Sunday morning started with watching the Belgian Championship. This race was hit with four days of consistent rain before the event. The puddles were well past ankle deep and we saw images of bulldozers scraping the mud off the course because the show needs to go on. Sem and I were racing to layer up our clothes and head to the park until we saw a tweet about the event being delayed, then cancelled, then being rescheduled due to rain, mud and erosion of the ground. What the heck?? CX Nationals cancelled due to that what makes it so much fun??
I am trying to wrap my head around why this event went belly up so fast. Clearly the mud in Belgium did not stop anyone from riding, the Louisville worlds course was about to be flooded in 2013, but somehow the city worked it out to create one of the most memorable events in my personal cycling history. The city of Louisville clearly had a different approach to cycling as does the city of Austin. Many feel that Austin was happy to take the economic impact of thousands of cyclists coming to town and spending their money, but not so happy to take the physical impact of bike racing in a public park. People are feeling robbed. According to Twitter, it took a phone call from Austin’s most famous cyclist to reschedule the event instead of canceling it all together.
Just off the phone with @ausrincityparks head Sara Hensley. Both the city and @usacycling working towards a solution for #CXNats2015
My heart goes out to the racers and their fans, who spent hours training and thousands of dollars to get to this event, only to not race their biggest race of the year. Sure the event is rescheduled, but even riders at the elite level of this sport have day jobs to support themselves. Katie Compton had to spend a bunch of money to rearrange flights, rental cars and hotels, which is bad. But my toes curl when I read that Jess Cutler, one of the most badass women in US pro cycling, needs to miss the delayed event because her day job is calling. Marian University is returning home without letting their U23 and elite riders compete, since the kids have classes and exams to go to. I really wonder if the decision makers at Parks and Recreation understand the impact of their actions. Why can a small town in Belgium and Louisville, KY make the best out of a challenging situation and Austin fails on all levels. Those events will be talked about for years. In a good way.
To add insult to injury, news is starting to come in about bikes being stolen from teams overnight. Mosaic lost one, the Pony Shop team had to hand over another five to Austin’s criminals. I sincerely hope that Austin Police will work as hard to catch the thieves as they did to keep riders off the course on Sunday.
Glad we had 5 bikes stolen sat night and not Fri night before we raced.

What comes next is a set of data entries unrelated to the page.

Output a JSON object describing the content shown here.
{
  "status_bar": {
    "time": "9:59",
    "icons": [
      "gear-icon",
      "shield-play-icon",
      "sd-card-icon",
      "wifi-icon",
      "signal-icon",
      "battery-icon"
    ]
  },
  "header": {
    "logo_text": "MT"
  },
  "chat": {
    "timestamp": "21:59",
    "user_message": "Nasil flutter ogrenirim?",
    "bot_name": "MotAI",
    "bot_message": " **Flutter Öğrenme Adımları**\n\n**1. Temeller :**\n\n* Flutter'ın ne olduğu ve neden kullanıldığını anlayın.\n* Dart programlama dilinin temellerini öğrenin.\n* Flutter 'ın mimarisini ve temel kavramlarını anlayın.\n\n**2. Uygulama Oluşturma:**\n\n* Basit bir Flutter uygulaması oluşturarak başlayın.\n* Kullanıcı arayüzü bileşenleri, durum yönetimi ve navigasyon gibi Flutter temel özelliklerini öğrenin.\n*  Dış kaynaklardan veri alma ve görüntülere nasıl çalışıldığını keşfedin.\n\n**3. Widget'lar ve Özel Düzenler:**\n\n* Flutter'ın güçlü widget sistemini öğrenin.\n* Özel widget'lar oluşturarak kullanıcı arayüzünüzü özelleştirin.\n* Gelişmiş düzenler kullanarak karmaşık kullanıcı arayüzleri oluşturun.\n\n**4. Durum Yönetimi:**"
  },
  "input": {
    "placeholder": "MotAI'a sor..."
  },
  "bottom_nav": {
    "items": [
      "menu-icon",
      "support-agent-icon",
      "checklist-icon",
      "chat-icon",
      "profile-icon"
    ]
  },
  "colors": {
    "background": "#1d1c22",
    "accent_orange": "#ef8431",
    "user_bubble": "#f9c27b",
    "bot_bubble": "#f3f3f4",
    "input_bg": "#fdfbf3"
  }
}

What remains is a sour after taste and the cycling community picking up the pieces of this explosion. For me, I will be ringing my cow bell in front of the live feed to support the riders that did manage to stay overnight and race the race they worked so hard for. We took a few steps back during amateur hour, let’s hope that everybody involved is taking a good look at their work and tries to cover all the potholes on our way to success. We have another chance to show the world that US cycling is not to be messed with. Let’s make the 2015 Richmond Road Racing Worlds an event that is on everybody’s mind for the years to come!
An entertaining view on the bicycle world. Always professional, rarely scientific.